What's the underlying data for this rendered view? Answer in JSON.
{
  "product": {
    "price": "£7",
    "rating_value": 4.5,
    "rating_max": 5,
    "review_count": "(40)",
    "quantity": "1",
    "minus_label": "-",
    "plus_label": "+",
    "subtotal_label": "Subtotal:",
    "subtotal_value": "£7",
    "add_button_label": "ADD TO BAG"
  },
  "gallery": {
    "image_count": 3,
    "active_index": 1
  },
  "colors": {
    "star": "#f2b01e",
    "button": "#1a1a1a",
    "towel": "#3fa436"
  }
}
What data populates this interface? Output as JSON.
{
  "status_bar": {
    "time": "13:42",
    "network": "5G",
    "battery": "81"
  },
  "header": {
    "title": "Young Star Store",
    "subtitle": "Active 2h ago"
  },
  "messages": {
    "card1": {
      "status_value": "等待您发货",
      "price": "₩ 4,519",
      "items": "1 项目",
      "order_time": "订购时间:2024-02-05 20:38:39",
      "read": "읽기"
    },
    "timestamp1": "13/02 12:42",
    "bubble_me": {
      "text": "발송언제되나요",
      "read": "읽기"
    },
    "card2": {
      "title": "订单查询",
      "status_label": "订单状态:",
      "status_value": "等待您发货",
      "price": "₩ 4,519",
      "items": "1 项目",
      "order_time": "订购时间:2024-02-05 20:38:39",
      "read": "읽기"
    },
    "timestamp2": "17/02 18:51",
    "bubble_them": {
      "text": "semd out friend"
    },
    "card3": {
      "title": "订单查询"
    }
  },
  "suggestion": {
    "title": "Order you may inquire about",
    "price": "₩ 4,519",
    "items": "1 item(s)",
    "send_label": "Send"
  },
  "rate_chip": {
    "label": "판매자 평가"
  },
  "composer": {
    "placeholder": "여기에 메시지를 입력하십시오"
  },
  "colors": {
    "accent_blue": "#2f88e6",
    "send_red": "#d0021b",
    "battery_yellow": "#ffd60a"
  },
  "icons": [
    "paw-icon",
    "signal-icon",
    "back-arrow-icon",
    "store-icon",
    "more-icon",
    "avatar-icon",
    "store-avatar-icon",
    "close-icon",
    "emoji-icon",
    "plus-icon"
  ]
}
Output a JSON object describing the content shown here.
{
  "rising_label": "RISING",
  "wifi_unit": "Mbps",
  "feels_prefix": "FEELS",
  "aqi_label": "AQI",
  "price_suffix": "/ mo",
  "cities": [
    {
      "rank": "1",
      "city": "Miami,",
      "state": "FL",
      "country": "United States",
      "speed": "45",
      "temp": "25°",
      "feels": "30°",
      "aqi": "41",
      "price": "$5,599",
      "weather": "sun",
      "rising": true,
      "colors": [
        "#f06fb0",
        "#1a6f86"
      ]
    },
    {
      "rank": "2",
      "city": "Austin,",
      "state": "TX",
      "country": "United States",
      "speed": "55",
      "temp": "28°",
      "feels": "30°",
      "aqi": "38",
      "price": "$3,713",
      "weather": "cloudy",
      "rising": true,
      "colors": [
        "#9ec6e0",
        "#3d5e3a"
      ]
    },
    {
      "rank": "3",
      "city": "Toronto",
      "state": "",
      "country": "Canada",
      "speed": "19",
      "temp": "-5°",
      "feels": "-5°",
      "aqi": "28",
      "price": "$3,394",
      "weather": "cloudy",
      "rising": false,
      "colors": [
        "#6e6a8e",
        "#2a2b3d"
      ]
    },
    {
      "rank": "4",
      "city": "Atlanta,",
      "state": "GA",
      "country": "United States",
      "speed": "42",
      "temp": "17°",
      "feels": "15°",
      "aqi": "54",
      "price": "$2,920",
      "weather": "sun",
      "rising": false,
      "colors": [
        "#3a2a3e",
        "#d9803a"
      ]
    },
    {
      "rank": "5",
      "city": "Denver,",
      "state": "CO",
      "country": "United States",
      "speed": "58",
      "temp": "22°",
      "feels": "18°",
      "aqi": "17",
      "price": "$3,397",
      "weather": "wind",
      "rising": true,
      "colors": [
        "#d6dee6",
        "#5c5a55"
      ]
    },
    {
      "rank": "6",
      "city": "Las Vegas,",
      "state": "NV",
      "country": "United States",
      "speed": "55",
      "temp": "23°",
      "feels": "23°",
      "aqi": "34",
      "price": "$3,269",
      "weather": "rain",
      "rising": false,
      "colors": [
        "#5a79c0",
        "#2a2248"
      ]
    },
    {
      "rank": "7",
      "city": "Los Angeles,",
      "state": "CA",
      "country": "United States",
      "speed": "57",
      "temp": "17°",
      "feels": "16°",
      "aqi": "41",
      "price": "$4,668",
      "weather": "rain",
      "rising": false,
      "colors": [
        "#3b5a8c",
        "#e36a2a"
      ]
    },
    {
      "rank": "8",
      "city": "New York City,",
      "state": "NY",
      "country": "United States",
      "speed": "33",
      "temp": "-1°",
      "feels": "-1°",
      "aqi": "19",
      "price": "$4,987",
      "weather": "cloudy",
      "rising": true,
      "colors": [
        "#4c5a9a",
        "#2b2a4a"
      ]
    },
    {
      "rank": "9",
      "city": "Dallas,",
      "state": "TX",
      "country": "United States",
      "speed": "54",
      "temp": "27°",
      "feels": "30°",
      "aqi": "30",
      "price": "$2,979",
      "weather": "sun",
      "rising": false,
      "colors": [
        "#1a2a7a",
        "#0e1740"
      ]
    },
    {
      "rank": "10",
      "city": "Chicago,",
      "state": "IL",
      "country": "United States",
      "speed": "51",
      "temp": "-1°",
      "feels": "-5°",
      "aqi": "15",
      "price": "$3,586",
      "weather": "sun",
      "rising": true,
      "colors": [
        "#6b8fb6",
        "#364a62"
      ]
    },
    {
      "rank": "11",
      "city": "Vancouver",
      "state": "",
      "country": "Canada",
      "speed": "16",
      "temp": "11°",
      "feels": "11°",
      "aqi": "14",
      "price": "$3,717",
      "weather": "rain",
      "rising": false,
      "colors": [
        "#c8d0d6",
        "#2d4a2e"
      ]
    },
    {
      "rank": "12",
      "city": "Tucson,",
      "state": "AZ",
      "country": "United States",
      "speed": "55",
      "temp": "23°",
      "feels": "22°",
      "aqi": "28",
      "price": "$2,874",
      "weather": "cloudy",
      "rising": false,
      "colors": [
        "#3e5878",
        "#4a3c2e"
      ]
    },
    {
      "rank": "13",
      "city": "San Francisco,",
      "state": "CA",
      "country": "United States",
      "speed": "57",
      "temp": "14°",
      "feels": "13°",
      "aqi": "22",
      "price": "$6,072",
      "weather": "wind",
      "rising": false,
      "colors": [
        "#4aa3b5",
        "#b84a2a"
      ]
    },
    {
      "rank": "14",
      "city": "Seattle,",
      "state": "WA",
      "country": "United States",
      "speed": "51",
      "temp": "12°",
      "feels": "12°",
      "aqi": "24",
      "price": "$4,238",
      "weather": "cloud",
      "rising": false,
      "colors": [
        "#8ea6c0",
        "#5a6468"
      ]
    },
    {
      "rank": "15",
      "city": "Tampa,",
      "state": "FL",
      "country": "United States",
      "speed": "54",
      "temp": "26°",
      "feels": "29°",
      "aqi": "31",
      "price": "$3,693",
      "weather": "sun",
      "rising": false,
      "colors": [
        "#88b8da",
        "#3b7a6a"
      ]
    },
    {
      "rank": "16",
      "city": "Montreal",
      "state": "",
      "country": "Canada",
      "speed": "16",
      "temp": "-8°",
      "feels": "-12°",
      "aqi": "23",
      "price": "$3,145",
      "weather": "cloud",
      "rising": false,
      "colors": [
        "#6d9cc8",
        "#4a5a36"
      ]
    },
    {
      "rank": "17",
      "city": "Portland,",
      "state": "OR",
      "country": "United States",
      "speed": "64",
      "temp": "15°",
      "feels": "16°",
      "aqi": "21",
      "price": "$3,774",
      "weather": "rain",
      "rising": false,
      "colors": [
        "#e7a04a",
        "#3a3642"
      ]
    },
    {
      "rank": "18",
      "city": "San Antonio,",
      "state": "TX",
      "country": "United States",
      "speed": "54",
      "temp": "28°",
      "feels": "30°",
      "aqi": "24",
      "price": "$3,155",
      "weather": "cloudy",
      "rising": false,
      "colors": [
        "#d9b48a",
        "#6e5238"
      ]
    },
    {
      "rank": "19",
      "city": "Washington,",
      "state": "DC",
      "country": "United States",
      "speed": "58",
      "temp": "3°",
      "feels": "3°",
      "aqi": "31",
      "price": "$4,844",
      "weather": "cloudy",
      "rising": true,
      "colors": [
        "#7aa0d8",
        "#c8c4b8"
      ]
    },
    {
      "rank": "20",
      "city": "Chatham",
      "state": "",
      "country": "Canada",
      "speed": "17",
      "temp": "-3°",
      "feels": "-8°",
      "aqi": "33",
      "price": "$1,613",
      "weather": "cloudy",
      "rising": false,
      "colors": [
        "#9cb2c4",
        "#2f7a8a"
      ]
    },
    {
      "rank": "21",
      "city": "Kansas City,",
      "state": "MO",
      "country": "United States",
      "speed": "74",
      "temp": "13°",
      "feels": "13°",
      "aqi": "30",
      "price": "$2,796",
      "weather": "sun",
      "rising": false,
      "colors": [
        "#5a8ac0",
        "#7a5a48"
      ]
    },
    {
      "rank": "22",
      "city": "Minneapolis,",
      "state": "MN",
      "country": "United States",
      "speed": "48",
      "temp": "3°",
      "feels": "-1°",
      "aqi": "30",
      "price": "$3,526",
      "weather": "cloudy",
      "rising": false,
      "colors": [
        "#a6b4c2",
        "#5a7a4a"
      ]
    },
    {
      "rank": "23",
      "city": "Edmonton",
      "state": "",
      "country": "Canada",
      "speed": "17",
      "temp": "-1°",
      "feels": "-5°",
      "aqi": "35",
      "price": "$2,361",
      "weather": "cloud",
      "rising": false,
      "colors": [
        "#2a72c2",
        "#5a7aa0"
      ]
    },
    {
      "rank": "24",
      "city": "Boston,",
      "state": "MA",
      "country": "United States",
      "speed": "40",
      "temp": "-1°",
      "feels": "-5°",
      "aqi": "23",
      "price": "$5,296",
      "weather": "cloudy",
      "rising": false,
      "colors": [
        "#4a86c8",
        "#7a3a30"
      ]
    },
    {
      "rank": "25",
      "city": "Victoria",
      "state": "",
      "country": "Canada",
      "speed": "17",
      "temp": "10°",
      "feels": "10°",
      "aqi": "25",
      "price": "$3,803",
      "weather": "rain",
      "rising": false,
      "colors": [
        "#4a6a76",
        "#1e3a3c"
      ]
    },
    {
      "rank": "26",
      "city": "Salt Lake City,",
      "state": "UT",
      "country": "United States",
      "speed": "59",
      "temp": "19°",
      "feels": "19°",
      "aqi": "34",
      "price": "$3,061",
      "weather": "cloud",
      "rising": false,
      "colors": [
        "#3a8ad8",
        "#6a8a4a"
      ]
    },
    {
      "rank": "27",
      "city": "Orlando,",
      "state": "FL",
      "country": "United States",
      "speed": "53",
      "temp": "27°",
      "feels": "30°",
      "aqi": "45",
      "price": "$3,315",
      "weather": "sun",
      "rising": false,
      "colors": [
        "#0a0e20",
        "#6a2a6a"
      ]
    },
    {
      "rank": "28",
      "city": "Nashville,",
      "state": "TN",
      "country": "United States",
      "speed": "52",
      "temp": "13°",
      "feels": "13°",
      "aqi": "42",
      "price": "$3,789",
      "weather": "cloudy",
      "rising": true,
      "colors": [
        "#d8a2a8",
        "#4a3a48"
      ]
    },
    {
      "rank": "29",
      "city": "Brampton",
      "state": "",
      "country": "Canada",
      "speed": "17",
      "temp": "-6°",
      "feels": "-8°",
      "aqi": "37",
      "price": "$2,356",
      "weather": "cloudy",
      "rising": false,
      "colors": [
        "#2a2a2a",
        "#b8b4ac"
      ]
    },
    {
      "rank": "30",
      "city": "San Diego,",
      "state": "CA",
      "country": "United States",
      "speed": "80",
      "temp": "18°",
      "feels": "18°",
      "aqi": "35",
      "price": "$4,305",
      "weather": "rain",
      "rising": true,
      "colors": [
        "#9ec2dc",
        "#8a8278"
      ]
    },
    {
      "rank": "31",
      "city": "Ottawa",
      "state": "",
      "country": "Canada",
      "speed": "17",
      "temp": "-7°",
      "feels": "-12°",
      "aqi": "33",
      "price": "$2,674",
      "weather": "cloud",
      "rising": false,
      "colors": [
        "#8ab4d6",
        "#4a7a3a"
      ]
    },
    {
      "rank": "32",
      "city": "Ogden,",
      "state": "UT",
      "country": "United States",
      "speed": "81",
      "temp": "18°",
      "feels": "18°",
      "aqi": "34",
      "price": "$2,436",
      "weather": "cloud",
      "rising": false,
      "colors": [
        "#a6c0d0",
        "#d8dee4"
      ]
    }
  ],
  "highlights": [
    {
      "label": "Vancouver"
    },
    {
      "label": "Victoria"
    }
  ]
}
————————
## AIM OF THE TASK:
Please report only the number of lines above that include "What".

## SOLUTION:
2